—Janie Hunter, interviewed for Ain’t You Got A Right to the Tree of Life?, 1966.

It’s refreshing to think that a foreign language might not have words to express a concept that is toxic in ours. Our language, presumably, being English. (Mine is.) And it’s all I’ve got. I don’t speak any other. But if I did, I would want it to be  a language in which there were no possible way to say this: I hate myself.

I would like to speak a language in which that concept couldn’t even exist. No way to say it, no way to think it. And therefore the children wouldn’t be able to learn that feeling, as young innocents, and teach it to each other. This comes in order: feel it first–i hate myself–then spread it around to the other kids, depending on the strength of your charisma and charm. Just a little jeering or scorn amongst friends and peers, and voila! But don’t blame the friends and peers, they didn’t create the language, or the world  from which it sprang.

Luckily, we all survive these vicious thoughts and feelings.
(Most of us do.) 

We just carry the self-hatred around in our purses, in our briefcases, in our back-pockets. In a paper bag with a beer. We shower with it, always. If we are in a restaurant, or at a party, it comes to the bathroom with us. You wouldn’t want to leave it at the table with your friends and peers. No, it might hear something horrible, which would feed it, make it stronger. It’s strong enough already, thank you very much.

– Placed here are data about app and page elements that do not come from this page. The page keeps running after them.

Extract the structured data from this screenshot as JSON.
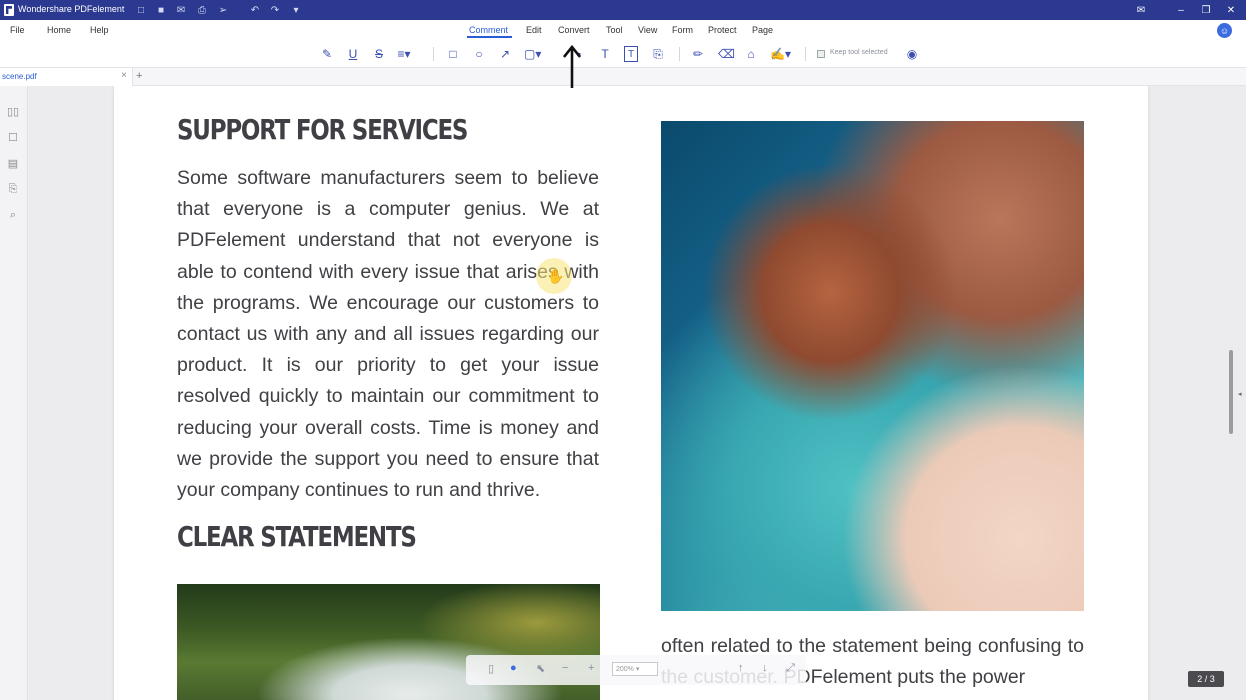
{
  "window": {
    "app_title": "Wondershare PDFelement",
    "colors": {
      "titlebar": "#2b3990",
      "accent": "#2b5cd6"
    }
  },
  "menubar": {
    "file": "File",
    "home": "Home",
    "help": "Help",
    "tabs": [
      {
        "label": "Comment",
        "active": true
      },
      {
        "label": "Edit"
      },
      {
        "label": "Convert"
      },
      {
        "label": "Tool"
      },
      {
        "label": "View"
      },
      {
        "label": "Form"
      },
      {
        "label": "Protect"
      },
      {
        "label": "Page"
      }
    ]
  },
  "toolbar": {
    "keep_tool_selected": "Keep tool selected",
    "icons": [
      "highlight-icon",
      "underline-icon",
      "strikethrough-icon",
      "text-lines-icon",
      "rectangle-icon",
      "circle-icon",
      "arrow-icon",
      "shapes-icon",
      "note-icon",
      "text-icon",
      "textbox-icon",
      "attachment-icon",
      "pencil-icon",
      "eraser-icon",
      "stamp-icon",
      "signature-icon",
      "eye-icon"
    ]
  },
  "doc_tab": {
    "name": "scene.pdf"
  },
  "document": {
    "heading1": "SUPPORT FOR SERVICES",
    "paragraph1": "Some software manufacturers seem to believe that everyone is a computer genius. We at PDFelement understand that not everyone is able to contend with every issue that arises with the programs. We encourage our customers to contact us with any and all issues regarding our product. It is our priority to get your issue resolved quickly to maintain our commitment to reducing your overall costs. Time is money and we provide the support you need to ensure that your company continues to run and thrive.",
    "heading2": "CLEAR STATEMENTS",
    "paragraph2": "often related to the statement being confusing to the customer. PDFelement puts the power"
  },
  "status": {
    "zoom": "200%",
    "page_indicator": "2 / 3"
  }
}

I need to find that other language and go live in it.



Art= self-portraits by Rembrandt